Go back

NNSL Logo .
 Email this articleE-mail this story  Discuss this articleOrder a classified ad Print window Print this page

New program trains youth for employment

Dez Loreen
Northern News Services
Friday, March 16, 2007

INUVIK - There is a new program at the Inuvik Youth Centre for young adults looking for employment.

The initiative is called the New Horizons Skills Link program. It is for people aged 15-30 who are unemployed and not in school.

NNSL Photo/graphic

Frederick Arey and Johanna Skibsrud are co-ordinating the New Horizons Skills Link program, being offered in the Inuvik Youth Centre. The program is designed to provide young people with the skills they need to be employed. - Dez Loreen/NNSL photo

The program is funded mainly by Services Canada, with additional funding coming from the Inuvialuit Development Corporation and the Gwich'in Tribal Council.

Program assistant co-ordinator Frederick Arey said he is happy to help others gain necessary skills.

"We help people learn new things, like driving lessons, resume building and job interview skills," said Arey.
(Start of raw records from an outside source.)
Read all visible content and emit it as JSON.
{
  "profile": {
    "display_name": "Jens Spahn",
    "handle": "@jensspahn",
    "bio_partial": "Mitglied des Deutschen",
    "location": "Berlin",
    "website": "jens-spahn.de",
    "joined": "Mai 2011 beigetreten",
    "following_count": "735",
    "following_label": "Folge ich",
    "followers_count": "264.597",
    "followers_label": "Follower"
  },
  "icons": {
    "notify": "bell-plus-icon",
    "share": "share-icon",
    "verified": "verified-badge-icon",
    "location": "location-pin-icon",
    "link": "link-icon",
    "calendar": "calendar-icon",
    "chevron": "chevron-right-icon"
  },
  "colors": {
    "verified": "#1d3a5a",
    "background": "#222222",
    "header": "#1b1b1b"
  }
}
He said the program runs for four months and is packed with presentations and guest speakers.

"We have guest speakers come in to talk about their jobs and to give advice on certain skills," said Arey.
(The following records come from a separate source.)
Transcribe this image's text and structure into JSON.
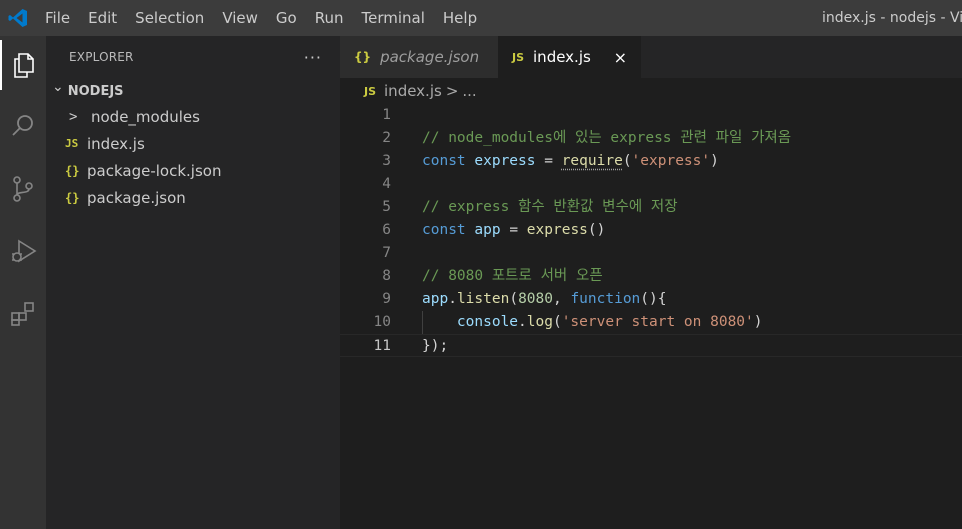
{
  "window": {
    "title": "index.js - nodejs - Vis",
    "menu": [
      "File",
      "Edit",
      "Selection",
      "View",
      "Go",
      "Run",
      "Terminal",
      "Help"
    ]
  },
  "colors": {
    "accent": "#007acc",
    "titlebar": "#3c3c3c",
    "activitybar": "#333333",
    "sidebar": "#252526",
    "editor": "#1e1e1e",
    "js_badge": "#cbcb41"
  },
  "activitybar": {
    "icons": [
      "explorer-icon",
      "search-icon",
      "source-control-icon",
      "run-debug-icon",
      "extensions-icon"
    ]
  },
  "sidebar": {
    "title": "EXPLORER",
    "more": "···",
    "folder": {
      "chevron": "⌄",
      "name": "NODEJS"
    },
    "items": [
      {
        "icon": ">",
        "name": "node_modules",
        "type": "folder"
      },
      {
        "icon": "JS",
        "name": "index.js",
        "type": "js"
      },
      {
        "icon": "{}",
        "name": "package-lock.json",
        "type": "json"
      },
      {
        "icon": "{}",
        "name": "package.json",
        "type": "json"
      }
    ]
  },
  "tabs": [
    {
      "icon": "{}",
      "label": "package.json",
      "active": false
    },
    {
      "icon": "JS",
      "label": "index.js",
      "active": true,
      "close": "×"
    }
  ],
  "breadcrumb": {
    "icon": "JS",
    "file": "index.js",
    "separator": ">",
    "more": "..."
  },
  "editor": {
    "current_line": 11,
    "lines": [
      {
        "no": "1",
        "tokens": []
      },
      {
        "no": "2",
        "tokens": [
          {
            "t": "comment",
            "v": "// node_modules에 있는 express 관련 파일 가져옴"
          }
        ]
      },
      {
        "no": "3",
        "tokens": [
          {
            "t": "keyword",
            "v": "const"
          },
          {
            "t": "plain",
            "v": " "
          },
          {
            "t": "var",
            "v": "express"
          },
          {
            "t": "plain",
            "v": " = "
          },
          {
            "t": "func-dotted",
            "v": "require"
          },
          {
            "t": "plain",
            "v": "("
          },
          {
            "t": "string",
            "v": "'express'"
          },
          {
            "t": "plain",
            "v": ")"
          }
        ]
      },
      {
        "no": "4",
        "tokens": []
      },
      {
        "no": "5",
        "tokens": [
          {
            "t": "comment",
            "v": "// express 함수 반환값 변수에 저장"
          }
        ]
      },
      {
        "no": "6",
        "tokens": [
          {
            "t": "keyword",
            "v": "const"
          },
          {
            "t": "plain",
            "v": " "
          },
          {
            "t": "var",
            "v": "app"
          },
          {
            "t": "plain",
            "v": " = "
          },
          {
            "t": "func",
            "v": "express"
          },
          {
            "t": "plain",
            "v": "()"
          }
        ]
      },
      {
        "no": "7",
        "tokens": []
      },
      {
        "no": "8",
        "tokens": [
          {
            "t": "comment",
            "v": "// 8080 포트로 서버 오픈"
          }
        ]
      },
      {
        "no": "9",
        "tokens": [
          {
            "t": "var",
            "v": "app"
          },
          {
            "t": "plain",
            "v": "."
          },
          {
            "t": "func",
            "v": "listen"
          },
          {
            "t": "plain",
            "v": "("
          },
          {
            "t": "num",
            "v": "8080"
          },
          {
            "t": "plain",
            "v": ", "
          },
          {
            "t": "keyword",
            "v": "function"
          },
          {
            "t": "plain",
            "v": "(){"
          }
        ]
      },
      {
        "no": "10",
        "tokens": [
          {
            "t": "plain",
            "v": "    "
          },
          {
            "t": "var",
            "v": "console"
          },
          {
            "t": "plain",
            "v": "."
          },
          {
            "t": "func",
            "v": "log"
          },
          {
            "t": "plain",
            "v": "("
          },
          {
            "t": "string",
            "v": "'server start on 8080'"
          },
          {
            "t": "plain",
            "v": ")"
          }
        ]
      },
      {
        "no": "11",
        "tokens": [
          {
            "t": "plain",
            "v": "});"
          }
        ]
      }
    ]
  }
}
A traditional carver came in to help the students gain skills with tools and learn the techniques needed to get into carving as a profession.

Arey said the program also offers a three-week work experience component, where the students will have a chance to venture out and work on site in selected professions.

Arey said he thinks it's important to train young people for employment so they can become a part of the community.

"Some people tell me they feel disconnected from the community and want to contribute," said Arey.

The program currently has 12 students, six being Inuvialuit and six being Gwich'in.

Program co-ordinator Johanna Skibsrud has been busy setting up workshops for the first three months of the program.

"I was hired about a month ago and since then I've just been making calls, setting things up," said Skibsrud.

A workshop in the morning and one in the afternoon fills the day for the participants.

Skibsrud said a physical activity is also planned for every week of the program. The first stop is the skating rink.

"We want to go to a different place every week, so swimming is next," she said.

The group is also involved with the Muskrat Jamboree, said Arey.

"We're working with the recreation leaders program at the Aurora College to put on a kiddie carnival," he said.